What follows is a personal statement written in the Fall of 2010 as part of my application for specialty training in Hospice and Palliative Medicine. I share it here because it continues to name my values and beliefs.
Personal Statement: Minke WinklerPrins, M. D. Fall, 2010

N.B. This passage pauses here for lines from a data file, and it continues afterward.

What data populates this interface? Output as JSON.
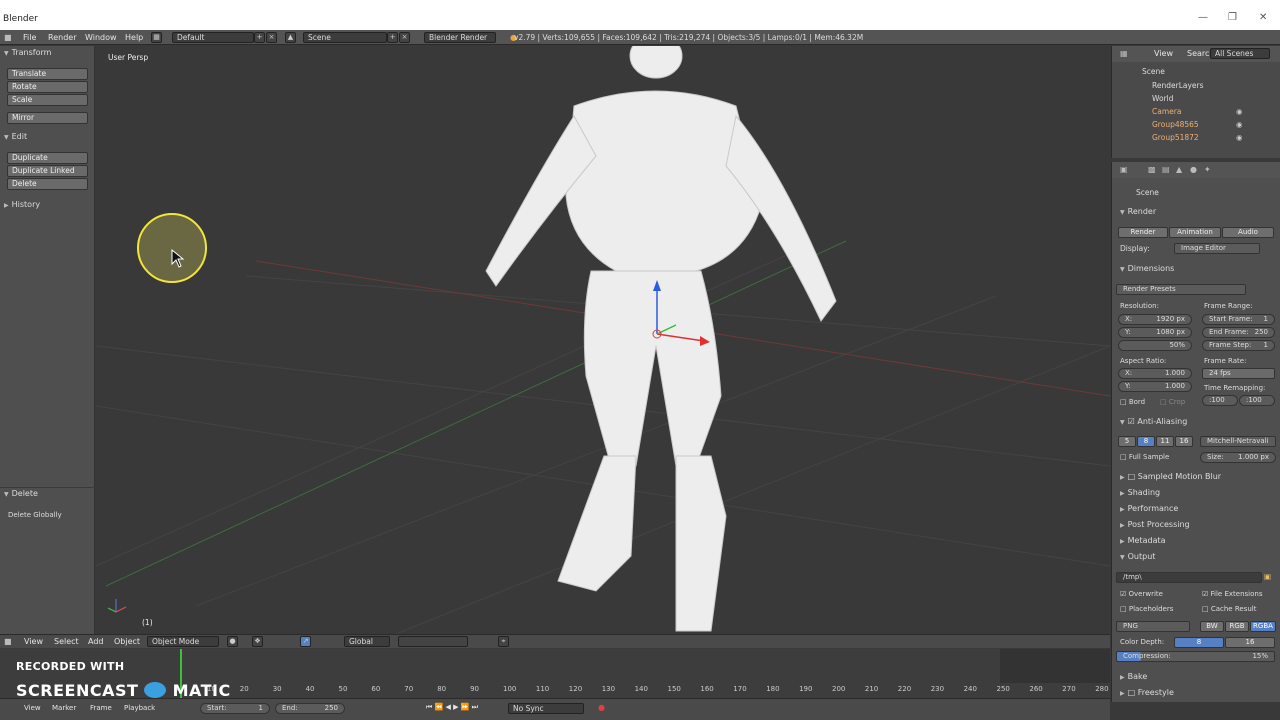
{
  "window": {
    "title": "Blender"
  },
  "menu": {
    "items": [
      "File",
      "Render",
      "Window",
      "Help"
    ],
    "screen": "Default",
    "scene": "Scene",
    "engine": "Blender Render",
    "stats": "v2.79 | Verts:109,655 | Faces:109,642 | Tris:219,274 | Objects:3/5 | Lamps:0/1 | Mem:46.32M"
  },
  "toolshelf": {
    "transform_header": "Transform",
    "transform": [
      "Translate",
      "Rotate",
      "Scale"
    ],
    "mirror": "Mirror",
    "edit_header": "Edit",
    "edit": [
      "Duplicate",
      "Duplicate Linked",
      "Delete"
    ],
    "history_header": "History",
    "op_header": "Delete",
    "op_item": "Delete Globally"
  },
  "viewport": {
    "view_label": "User Persp",
    "frame_label": "(1)"
  },
  "outliner": {
    "menu": [
      "View",
      "Search"
    ],
    "filter": "All Scenes",
    "items": [
      "Scene",
      "RenderLayers",
      "World",
      "Camera",
      "Group48565",
      "Group51872"
    ]
  },
  "properties": {
    "context": "Scene",
    "render_header": "Render",
    "render_buttons": [
      "Render",
      "Animation",
      "Audio"
    ],
    "display_label": "Display:",
    "display_value": "Image Editor",
    "dimensions_header": "Dimensions",
    "presets": "Render Presets",
    "resolution_label": "Resolution:",
    "res_x": "X:",
    "res_x_val": "1920 px",
    "res_y": "Y:",
    "res_y_val": "1080 px",
    "res_pct": "50%",
    "frame_range_label": "Frame Range:",
    "start": "Start Frame:",
    "start_val": "1",
    "end": "End Frame:",
    "end_val": "250",
    "step": "Frame Step:",
    "step_val": "1",
    "aspect_label": "Aspect Ratio:",
    "asp_x": "X:",
    "asp_x_val": "1.000",
    "asp_y": "Y:",
    "asp_y_val": "1.000",
    "frame_rate_label": "Frame Rate:",
    "fps": "24 fps",
    "remap_label": "Time Remapping:",
    "remap_old": ":100",
    "remap_new": ":100",
    "bord": "Bord",
    "crop": "Crop",
    "aa_header": "Anti-Aliasing",
    "aa_samples": [
      "5",
      "8",
      "11",
      "16"
    ],
    "aa_filter": "Mitchell-Netravali",
    "full_sample": "Full Sample",
    "size": "Size:",
    "size_val": "1.000 px",
    "panels": [
      "Sampled Motion Blur",
      "Shading",
      "Performance",
      "Post Processing",
      "Metadata"
    ],
    "output_header": "Output",
    "output_path": "/tmp\\",
    "overwrite": "Overwrite",
    "file_ext": "File Extensions",
    "placeholders": "Placeholders",
    "cache": "Cache Result",
    "format": "PNG",
    "color_modes": [
      "BW",
      "RGB",
      "RGBA"
    ],
    "color_depth": "Color Depth:",
    "depth_vals": [
      "8",
      "16"
    ],
    "compression": "Compression:",
    "compression_val": "15%",
    "bake": "Bake",
    "freestyle": "Freestyle"
  },
  "vpheader": {
    "menu": [
      "View",
      "Select",
      "Add",
      "Object"
    ],
    "mode": "Object Mode",
    "orientation": "Global"
  },
  "timeline": {
    "ticks": [
      "0",
      "10",
      "20",
      "30",
      "40",
      "50",
      "60",
      "70",
      "80",
      "90",
      "100",
      "110",
      "120",
      "130",
      "140",
      "150",
      "160",
      "170",
      "180",
      "190",
      "200",
      "210",
      "220",
      "230",
      "240",
      "250",
      "260",
      "270",
      "280"
    ],
    "start": "Start:",
    "start_val": "1",
    "end": "End:",
    "end_val": "250",
    "sync": "No Sync",
    "menu": [
      "View",
      "Marker",
      "Frame",
      "Playback"
    ]
  },
  "watermark": {
    "line1": "RECORDED WITH",
    "line2a": "SCREENCAST",
    "line2b": "MATIC"
  },
  "colors": {
    "accent": "#5680c2",
    "cursor_ring": "#f3e63a"
  }
}
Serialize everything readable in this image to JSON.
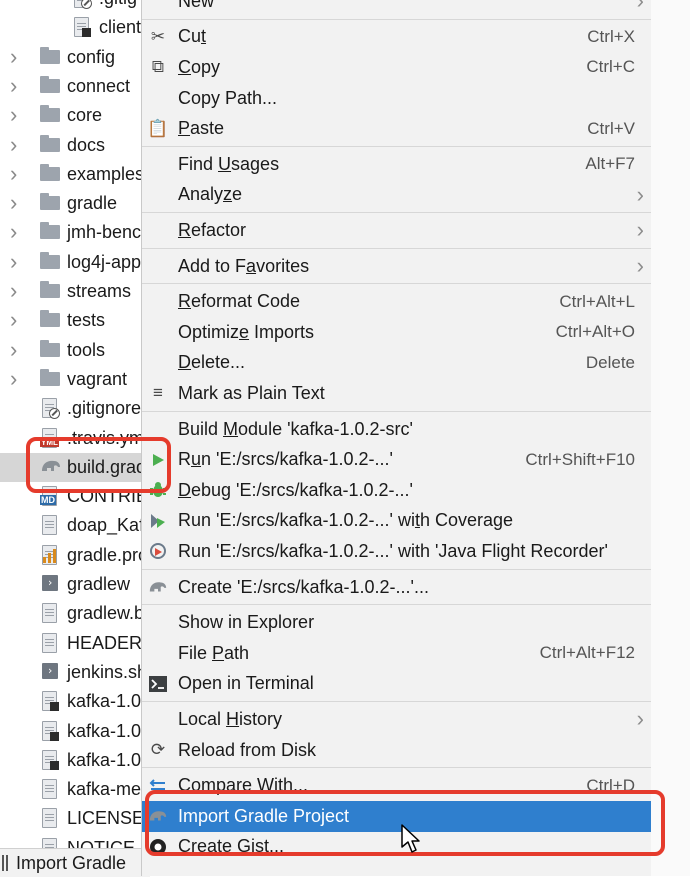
{
  "tree": {
    "items": [
      {
        "label": ".gitig",
        "kind": "file-circle",
        "indent": 2,
        "arrow": false
      },
      {
        "label": "client",
        "kind": "file-dark",
        "indent": 2,
        "arrow": false
      },
      {
        "label": "config",
        "kind": "folder",
        "indent": 1,
        "arrow": true
      },
      {
        "label": "connect",
        "kind": "folder",
        "indent": 1,
        "arrow": true
      },
      {
        "label": "core",
        "kind": "folder",
        "indent": 1,
        "arrow": true
      },
      {
        "label": "docs",
        "kind": "folder",
        "indent": 1,
        "arrow": true
      },
      {
        "label": "examples",
        "kind": "folder",
        "indent": 1,
        "arrow": true
      },
      {
        "label": "gradle",
        "kind": "folder",
        "indent": 1,
        "arrow": true
      },
      {
        "label": "jmh-benc",
        "kind": "folder",
        "indent": 1,
        "arrow": true
      },
      {
        "label": "log4j-app",
        "kind": "folder",
        "indent": 1,
        "arrow": true
      },
      {
        "label": "streams",
        "kind": "folder",
        "indent": 1,
        "arrow": true
      },
      {
        "label": "tests",
        "kind": "folder",
        "indent": 1,
        "arrow": true
      },
      {
        "label": "tools",
        "kind": "folder",
        "indent": 1,
        "arrow": true
      },
      {
        "label": "vagrant",
        "kind": "folder",
        "indent": 1,
        "arrow": true
      },
      {
        "label": ".gitignore",
        "kind": "file-circle",
        "indent": 1,
        "arrow": false
      },
      {
        "label": ".travis.yml",
        "kind": "yml",
        "indent": 1,
        "arrow": false
      },
      {
        "label": "build.gradle",
        "kind": "gradle",
        "indent": 1,
        "arrow": false,
        "selected": true
      },
      {
        "label": "CONTRIBUTING",
        "kind": "md",
        "indent": 1,
        "arrow": false
      },
      {
        "label": "doap_Kafka",
        "kind": "file",
        "indent": 1,
        "arrow": false
      },
      {
        "label": "gradle.properties",
        "kind": "bars",
        "indent": 1,
        "arrow": false
      },
      {
        "label": "gradlew",
        "kind": "term",
        "indent": 1,
        "arrow": false
      },
      {
        "label": "gradlew.bat",
        "kind": "file",
        "indent": 1,
        "arrow": false
      },
      {
        "label": "HEADER",
        "kind": "file",
        "indent": 1,
        "arrow": false
      },
      {
        "label": "jenkins.sh",
        "kind": "term",
        "indent": 1,
        "arrow": false
      },
      {
        "label": "kafka-1.0",
        "kind": "file-dark",
        "indent": 1,
        "arrow": false
      },
      {
        "label": "kafka-1.0",
        "kind": "file-dark",
        "indent": 1,
        "arrow": false
      },
      {
        "label": "kafka-1.0",
        "kind": "file-dark",
        "indent": 1,
        "arrow": false
      },
      {
        "label": "kafka-merge",
        "kind": "file",
        "indent": 1,
        "arrow": false
      },
      {
        "label": "LICENSE",
        "kind": "file",
        "indent": 1,
        "arrow": false
      },
      {
        "label": "NOTICE",
        "kind": "file",
        "indent": 1,
        "arrow": false
      }
    ]
  },
  "status": {
    "label": "Import Gradle"
  },
  "menu": {
    "items": [
      {
        "type": "item",
        "label": "New",
        "u": null,
        "shortcut": "",
        "submenu": true,
        "icon": ""
      },
      {
        "type": "sep"
      },
      {
        "type": "item",
        "label": "Cut",
        "u": 2,
        "shortcut": "Ctrl+X",
        "submenu": false,
        "icon": "scissors"
      },
      {
        "type": "item",
        "label": "Copy",
        "u": 0,
        "shortcut": "Ctrl+C",
        "submenu": false,
        "icon": "copy"
      },
      {
        "type": "item",
        "label": "Copy Path...",
        "u": null,
        "shortcut": "",
        "submenu": false,
        "icon": ""
      },
      {
        "type": "item",
        "label": "Paste",
        "u": 0,
        "shortcut": "Ctrl+V",
        "submenu": false,
        "icon": "paste"
      },
      {
        "type": "sep"
      },
      {
        "type": "item",
        "label": "Find Usages",
        "u": 5,
        "shortcut": "Alt+F7",
        "submenu": false,
        "icon": ""
      },
      {
        "type": "item",
        "label": "Analyze",
        "u": 5,
        "shortcut": "",
        "submenu": true,
        "icon": ""
      },
      {
        "type": "sep"
      },
      {
        "type": "item",
        "label": "Refactor",
        "u": 0,
        "shortcut": "",
        "submenu": true,
        "icon": ""
      },
      {
        "type": "sep"
      },
      {
        "type": "item",
        "label": "Add to Favorites",
        "u": 8,
        "shortcut": "",
        "submenu": true,
        "icon": ""
      },
      {
        "type": "sep"
      },
      {
        "type": "item",
        "label": "Reformat Code",
        "u": 0,
        "shortcut": "Ctrl+Alt+L",
        "submenu": false,
        "icon": ""
      },
      {
        "type": "item",
        "label": "Optimize Imports",
        "u": 7,
        "shortcut": "Ctrl+Alt+O",
        "submenu": false,
        "icon": ""
      },
      {
        "type": "item",
        "label": "Delete...",
        "u": 0,
        "shortcut": "Delete",
        "submenu": false,
        "icon": ""
      },
      {
        "type": "item",
        "label": "Mark as Plain Text",
        "u": null,
        "shortcut": "",
        "submenu": false,
        "icon": "plaintext"
      },
      {
        "type": "sep"
      },
      {
        "type": "item",
        "label": "Build Module 'kafka-1.0.2-src'",
        "u": 6,
        "shortcut": "",
        "submenu": false,
        "icon": ""
      },
      {
        "type": "item",
        "label": "Run 'E:/srcs/kafka-1.0.2-...'",
        "u": 1,
        "shortcut": "Ctrl+Shift+F10",
        "submenu": false,
        "icon": "run"
      },
      {
        "type": "item",
        "label": "Debug 'E:/srcs/kafka-1.0.2-...'",
        "u": 0,
        "shortcut": "",
        "submenu": false,
        "icon": "debug"
      },
      {
        "type": "item",
        "label": "Run 'E:/srcs/kafka-1.0.2-...' with Coverage",
        "u": 32,
        "shortcut": "",
        "submenu": false,
        "icon": "coverage"
      },
      {
        "type": "item",
        "label": "Run 'E:/srcs/kafka-1.0.2-...' with 'Java Flight Recorder'",
        "u": null,
        "shortcut": "",
        "submenu": false,
        "icon": "profiler"
      },
      {
        "type": "sep"
      },
      {
        "type": "item",
        "label": "Create 'E:/srcs/kafka-1.0.2-...'...",
        "u": null,
        "shortcut": "",
        "submenu": false,
        "icon": "gradle"
      },
      {
        "type": "sep"
      },
      {
        "type": "item",
        "label": "Show in Explorer",
        "u": null,
        "shortcut": "",
        "submenu": false,
        "icon": ""
      },
      {
        "type": "item",
        "label": "File Path",
        "u": 5,
        "shortcut": "Ctrl+Alt+F12",
        "submenu": false,
        "icon": ""
      },
      {
        "type": "item",
        "label": "Open in Terminal",
        "u": null,
        "shortcut": "",
        "submenu": false,
        "icon": "terminal"
      },
      {
        "type": "sep"
      },
      {
        "type": "item",
        "label": "Local History",
        "u": 6,
        "shortcut": "",
        "submenu": true,
        "icon": ""
      },
      {
        "type": "item",
        "label": "Reload from Disk",
        "u": null,
        "shortcut": "",
        "submenu": false,
        "icon": "reload"
      },
      {
        "type": "sep"
      },
      {
        "type": "item",
        "label": "Compare With...",
        "u": null,
        "shortcut": "Ctrl+D",
        "submenu": false,
        "icon": "compare"
      },
      {
        "type": "item",
        "label": "Import Gradle Project",
        "u": null,
        "shortcut": "",
        "submenu": false,
        "icon": "gradle",
        "active": true
      },
      {
        "type": "item",
        "label": "Create Gist...",
        "u": null,
        "shortcut": "",
        "submenu": false,
        "icon": "github"
      }
    ]
  },
  "colors": {
    "highlight": "#e53b2c",
    "active": "#2f7fce",
    "menu_bg": "#f2f2f2"
  }
}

It seems I’ve always been drawn to medicine. As a child I played in the waiting room of my father’s small medical office in the remote fishing village of Hermitage, Newfoundland. As an adolescent, I worked in his Internal Medicine practice, putting patients in rooms, taking histories, assisting with procedures, and doing lab work, EKG’s and chest x-rays. Because of the experiences in my father’s practice, I felt ready to commit to a medical track right out of high school and was accepted into the integrated six-year premedical/medical program then offered at the University of Michigan. Primary care proved a natural choice from the earliest days, and even in medical school and residency, I found myself drawn to the bedside of the dying. Then, once in medical practice, my more satisfying experiences often involved those ‘meaning of life’ conversations that inevitably show up with the dying. I found there a grounded authenticity in the presence and communications with the dying which occurred almost nowhere else.
And now? I am distressed with how terribly broken our health care delivery system is, especially at end of life. There are so many ways to provide care badly, and there are so many, many reasons (social, emotional, spiritual, economic) to strive to do it well. That our society is death denying also makes us woefully unprepared for this inevitable stage of our lives. Bringing death back into the social conversation has great potential to heal not only those individuals directly involved, but also to help heal and transform our society toward a greater maturity. At the core, my concerns and values involve issues of non-violence and social justice. Technologically focused medical care can be impersonal, alienating, physically damaging, unsustainably expensive, and resultant in a soul-denying violence. The patient-centered philosophy of HPM, “matching medical care with patient goals,” is a happy redirection of medical care which meshes well with my personal values. I believe that access to basic medical care is a human right and social justice issue, and I find the roots of the hospice movement philosophically aligned with this understanding.
My life’s spiritual path initially took me from my Calvinistic/Presbyterian roots to a complete rejection of all things religious, apparently in reaction to the perceived illogic and anti-intellectual nature of religious dogma, as well as to the deep hypocrisy and injustices carried out in its name. However, parenthood, life, grief, and loss eventually brought me to a different kind of relationship with life’s mysteries and, ultimately, to a deeper understanding of faith, grace, surrender, and a place where the divine shows up almost everywhere. All of life is sacred; the beginnings and endings especially so. We live in a largely secular society, which often allows little space for ritual, depth, spirit, and soul. Over the past few years, I have participated in the Sacred Art of Living education and have come to recognize that being with the dying is entering into sacred space. Everyone’s story is different, and honoring an individual’s unique circumstance at life’s closure is at the core of HPM philosophy. HPM fellowship training should prepare me to better integrate the medical needs with the social/emotional/spiritual concerns of the dying.
At this next stage of my life, I recognize a need to be of service. I live with an awareness of the injustice and suffering in the world and am drawn to help. I have been fortunate, have now raised my sons, enjoy excellent health, and am ready to take on this new role.
I believe that my medical, social, faith, and educational roots in our community could provide a unique advantage in helping facilitate future growth and integration of HPM services on the central coast.
Fellowship training and board certification in Hospice and Palliative Medicine should not only prepare me for this work, but also provide a grounding, legitimacy, and testament to the need for such expertise in modern medical care.